> **EXERCISE BRIEF**
Reproduce all the records word for word. Omit images.

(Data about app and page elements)
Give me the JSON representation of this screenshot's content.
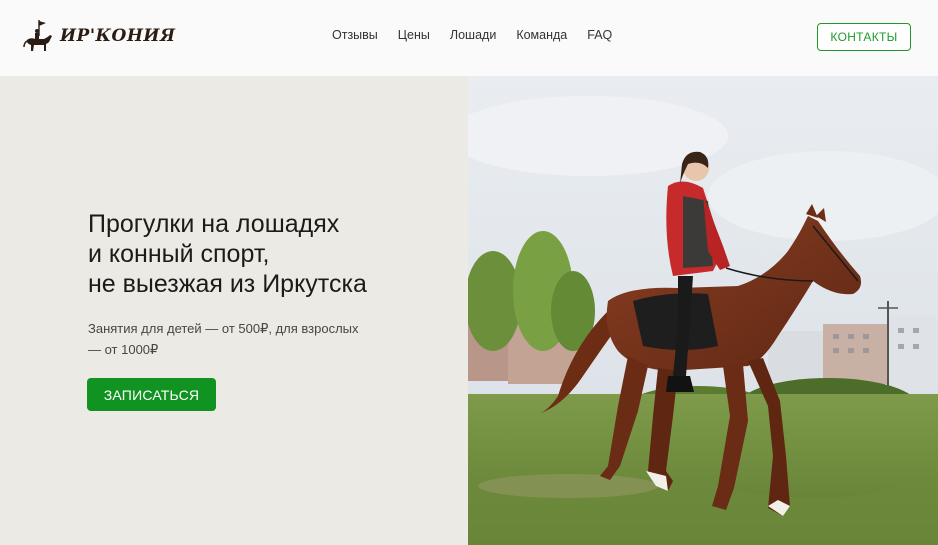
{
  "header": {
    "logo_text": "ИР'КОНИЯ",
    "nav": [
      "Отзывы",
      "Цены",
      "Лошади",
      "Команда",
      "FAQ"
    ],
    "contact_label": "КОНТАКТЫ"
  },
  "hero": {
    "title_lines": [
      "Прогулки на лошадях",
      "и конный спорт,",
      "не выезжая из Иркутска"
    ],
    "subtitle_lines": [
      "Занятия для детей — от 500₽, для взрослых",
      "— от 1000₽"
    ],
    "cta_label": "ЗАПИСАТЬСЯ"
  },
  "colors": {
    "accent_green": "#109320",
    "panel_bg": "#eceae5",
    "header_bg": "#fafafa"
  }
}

> **COMPLETED TASK**
Give me the JSON representation of this screenshot's content.
{
  "header": {
    "logo_text": "ИР'КОНИЯ",
    "nav": [
      "Отзывы",
      "Цены",
      "Лошади",
      "Команда",
      "FAQ"
    ],
    "contact_label": "КОНТАКТЫ"
  },
  "hero": {
    "title_lines": [
      "Прогулки на лошадях",
      "и конный спорт,",
      "не выезжая из Иркутска"
    ],
    "subtitle_lines": [
      "Занятия для детей — от 500₽, для взрослых",
      "— от 1000₽"
    ],
    "cta_label": "ЗАПИСАТЬСЯ"
  },
  "colors": {
    "accent_green": "#109320",
    "panel_bg": "#eceae5",
    "header_bg": "#fafafa"
  }
}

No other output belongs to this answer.